┏━━
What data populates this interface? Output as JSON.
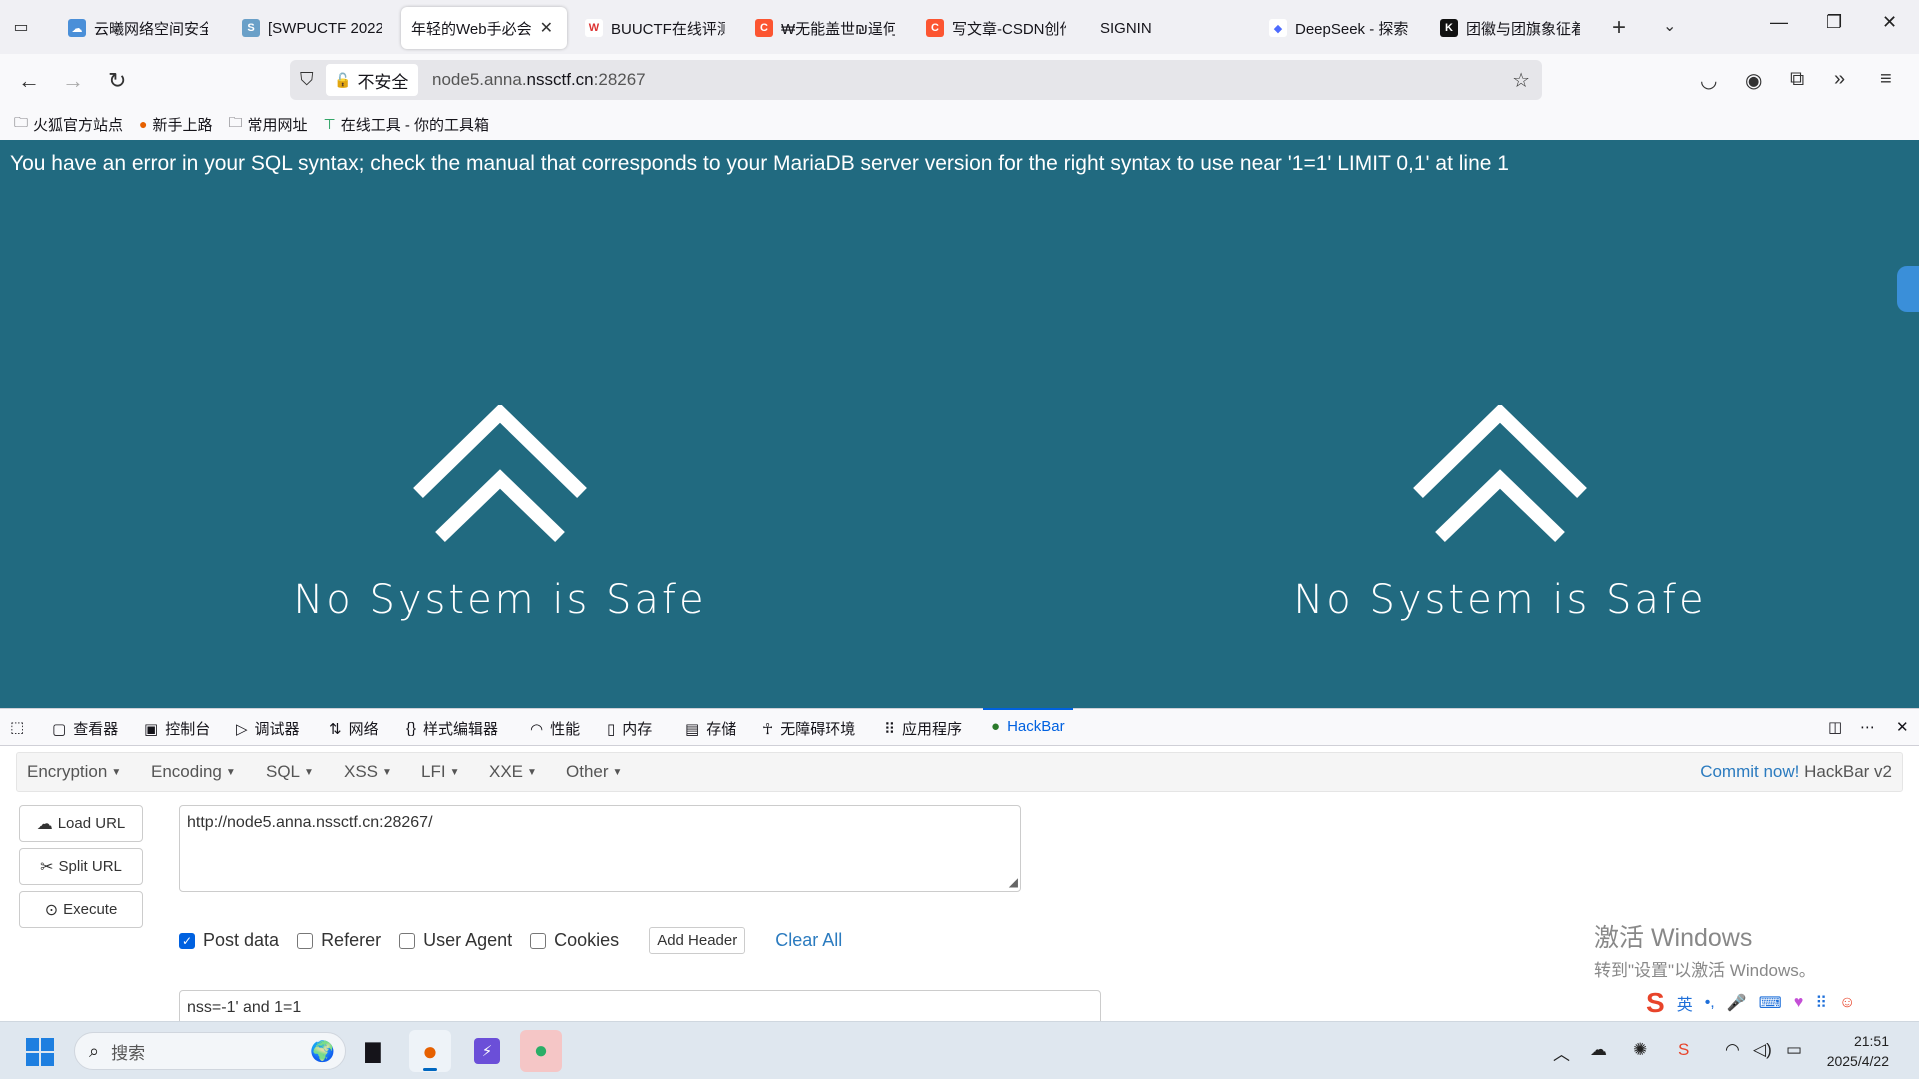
{
  "tabs": [
    {
      "label": "云曦网络空间安全",
      "icon": "cloud-icon",
      "color": "#4a8fd8",
      "active": false
    },
    {
      "label": "[SWPUCTF 2022",
      "icon": "swpu-icon",
      "color": "#6aa0c8",
      "active": false
    },
    {
      "label": "年轻的Web手必会",
      "icon": "",
      "color": "",
      "active": true
    },
    {
      "label": "BUUCTF在线评测",
      "icon": "buu-icon",
      "color": "#d33",
      "active": false
    },
    {
      "label": "₩无能盖世₪逞何",
      "icon": "csdn-icon",
      "color": "#fc5531",
      "active": false
    },
    {
      "label": "写文章-CSDN创作",
      "icon": "csdn-icon",
      "color": "#fc5531",
      "active": false
    },
    {
      "label": "SIGNIN",
      "icon": "",
      "color": "",
      "active": false
    },
    {
      "label": "DeepSeek - 探索",
      "icon": "deepseek-icon",
      "color": "#4d6bfe",
      "active": false
    },
    {
      "label": "团徽与团旗象征着",
      "icon": "k-icon",
      "color": "#111",
      "active": false
    }
  ],
  "nav": {
    "insecure_label": "不安全",
    "url_host_prefix": "node5.anna.",
    "url_host_main": "nssctf.cn",
    "url_port": ":28267"
  },
  "bookmarks": [
    {
      "label": "火狐官方站点",
      "icon": "folder-icon"
    },
    {
      "label": "新手上路",
      "icon": "firefox-icon"
    },
    {
      "label": "常用网址",
      "icon": "folder-icon"
    },
    {
      "label": "在线工具 - 你的工具箱",
      "icon": "tools-icon"
    }
  ],
  "page": {
    "error_text": "You have an error in your SQL syntax; check the manual that corresponds to your MariaDB server version for the right syntax to use near '1=1' LIMIT 0,1' at line 1",
    "slogan": "No System is Safe",
    "background": "#216a80"
  },
  "devtools": {
    "tabs": [
      {
        "label": "查看器",
        "icon": "inspector-icon"
      },
      {
        "label": "控制台",
        "icon": "console-icon"
      },
      {
        "label": "调试器",
        "icon": "debugger-icon"
      },
      {
        "label": "网络",
        "icon": "network-icon"
      },
      {
        "label": "样式编辑器",
        "icon": "style-editor-icon"
      },
      {
        "label": "性能",
        "icon": "performance-icon"
      },
      {
        "label": "内存",
        "icon": "memory-icon"
      },
      {
        "label": "存储",
        "icon": "storage-icon"
      },
      {
        "label": "无障碍环境",
        "icon": "accessibility-icon"
      },
      {
        "label": "应用程序",
        "icon": "application-icon"
      },
      {
        "label": "HackBar",
        "icon": "hackbar-icon"
      }
    ],
    "active_tab": "HackBar"
  },
  "hackbar": {
    "menu": [
      "Encryption",
      "Encoding",
      "SQL",
      "XSS",
      "LFI",
      "XXE",
      "Other"
    ],
    "commit_link": "Commit now!",
    "version": "HackBar v2",
    "buttons": {
      "load": "Load URL",
      "split": "Split URL",
      "execute": "Execute"
    },
    "url_value": "http://node5.anna.nssctf.cn:28267/",
    "options": {
      "post_data": "Post data",
      "referer": "Referer",
      "user_agent": "User Agent",
      "cookies": "Cookies",
      "add_header": "Add Header",
      "clear_all": "Clear All"
    },
    "post_checked": true,
    "post_value": "nss=-1' and 1=1"
  },
  "watermark": {
    "line1": "激活 Windows",
    "line2": "转到\"设置\"以激活 Windows。"
  },
  "ime": {
    "lang": "英"
  },
  "taskbar": {
    "search_placeholder": "搜索",
    "time": "21:51",
    "date": "2025/4/22"
  }
}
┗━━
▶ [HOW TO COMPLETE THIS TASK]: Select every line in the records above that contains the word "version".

▶ [SOLUTION BELOW]:
    "error_text": "You have an error in your SQL syntax; check the manual that corresponds to your MariaDB server version for the right syntax to use near '1=1' LIMIT 0,1' at line 1",
    "version": "HackBar v2",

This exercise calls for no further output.